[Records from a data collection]
──────
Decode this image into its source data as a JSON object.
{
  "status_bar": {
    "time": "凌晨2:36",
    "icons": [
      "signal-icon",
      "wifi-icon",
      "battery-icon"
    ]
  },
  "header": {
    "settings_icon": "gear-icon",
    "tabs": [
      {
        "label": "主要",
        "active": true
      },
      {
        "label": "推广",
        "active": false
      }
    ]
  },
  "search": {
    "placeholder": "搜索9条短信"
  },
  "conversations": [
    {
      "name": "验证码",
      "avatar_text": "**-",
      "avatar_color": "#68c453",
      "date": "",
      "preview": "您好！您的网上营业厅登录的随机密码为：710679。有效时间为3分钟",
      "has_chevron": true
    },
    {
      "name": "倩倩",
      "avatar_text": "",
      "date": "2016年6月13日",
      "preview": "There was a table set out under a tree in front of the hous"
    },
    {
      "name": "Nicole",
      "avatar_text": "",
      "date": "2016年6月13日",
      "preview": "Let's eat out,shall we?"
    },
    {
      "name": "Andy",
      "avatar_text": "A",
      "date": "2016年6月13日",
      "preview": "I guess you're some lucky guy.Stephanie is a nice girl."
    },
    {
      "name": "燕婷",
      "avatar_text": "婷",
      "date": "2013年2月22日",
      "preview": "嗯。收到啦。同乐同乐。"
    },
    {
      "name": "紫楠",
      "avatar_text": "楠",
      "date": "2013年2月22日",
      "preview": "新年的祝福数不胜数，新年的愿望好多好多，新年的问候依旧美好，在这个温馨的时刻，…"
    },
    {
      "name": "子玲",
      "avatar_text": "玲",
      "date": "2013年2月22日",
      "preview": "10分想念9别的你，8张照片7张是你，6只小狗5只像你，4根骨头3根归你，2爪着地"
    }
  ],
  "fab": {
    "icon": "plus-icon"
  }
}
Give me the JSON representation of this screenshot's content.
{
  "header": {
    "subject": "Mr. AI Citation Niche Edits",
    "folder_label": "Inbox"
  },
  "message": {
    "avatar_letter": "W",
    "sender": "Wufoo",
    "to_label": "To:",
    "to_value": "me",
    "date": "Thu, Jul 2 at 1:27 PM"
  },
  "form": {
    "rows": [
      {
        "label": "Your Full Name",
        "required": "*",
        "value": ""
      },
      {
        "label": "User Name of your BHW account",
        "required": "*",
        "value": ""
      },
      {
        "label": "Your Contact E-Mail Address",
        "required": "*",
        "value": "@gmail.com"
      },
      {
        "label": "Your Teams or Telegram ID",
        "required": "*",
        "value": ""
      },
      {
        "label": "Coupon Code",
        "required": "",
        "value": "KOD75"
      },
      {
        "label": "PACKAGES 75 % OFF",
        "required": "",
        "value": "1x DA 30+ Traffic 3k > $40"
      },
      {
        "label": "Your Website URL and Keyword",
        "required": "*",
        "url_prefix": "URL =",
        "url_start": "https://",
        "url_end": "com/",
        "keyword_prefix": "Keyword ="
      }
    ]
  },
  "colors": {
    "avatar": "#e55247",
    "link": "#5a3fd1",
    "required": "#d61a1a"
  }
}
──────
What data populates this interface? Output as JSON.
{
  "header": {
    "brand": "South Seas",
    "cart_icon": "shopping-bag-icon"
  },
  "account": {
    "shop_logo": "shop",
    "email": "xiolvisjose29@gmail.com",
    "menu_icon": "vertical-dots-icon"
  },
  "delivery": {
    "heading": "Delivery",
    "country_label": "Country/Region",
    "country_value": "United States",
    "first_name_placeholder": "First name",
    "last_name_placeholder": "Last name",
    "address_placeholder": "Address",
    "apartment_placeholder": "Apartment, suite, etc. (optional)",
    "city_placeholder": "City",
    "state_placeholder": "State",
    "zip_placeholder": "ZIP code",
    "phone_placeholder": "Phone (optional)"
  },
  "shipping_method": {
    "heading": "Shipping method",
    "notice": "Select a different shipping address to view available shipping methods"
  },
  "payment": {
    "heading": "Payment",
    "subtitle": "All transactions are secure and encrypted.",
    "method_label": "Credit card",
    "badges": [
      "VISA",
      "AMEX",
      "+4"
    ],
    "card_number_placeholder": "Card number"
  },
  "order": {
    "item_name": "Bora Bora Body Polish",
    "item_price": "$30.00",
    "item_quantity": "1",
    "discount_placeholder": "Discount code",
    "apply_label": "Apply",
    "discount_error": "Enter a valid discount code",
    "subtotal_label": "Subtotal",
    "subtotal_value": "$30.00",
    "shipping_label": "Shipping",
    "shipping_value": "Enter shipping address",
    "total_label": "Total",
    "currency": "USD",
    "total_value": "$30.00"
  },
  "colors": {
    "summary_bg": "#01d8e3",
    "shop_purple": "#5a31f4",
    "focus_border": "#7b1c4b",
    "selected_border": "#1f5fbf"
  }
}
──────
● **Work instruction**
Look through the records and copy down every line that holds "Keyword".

● **Solution to this problem**
        "label": "Your Website URL and Keyword",
        "keyword_prefix": "Keyword ="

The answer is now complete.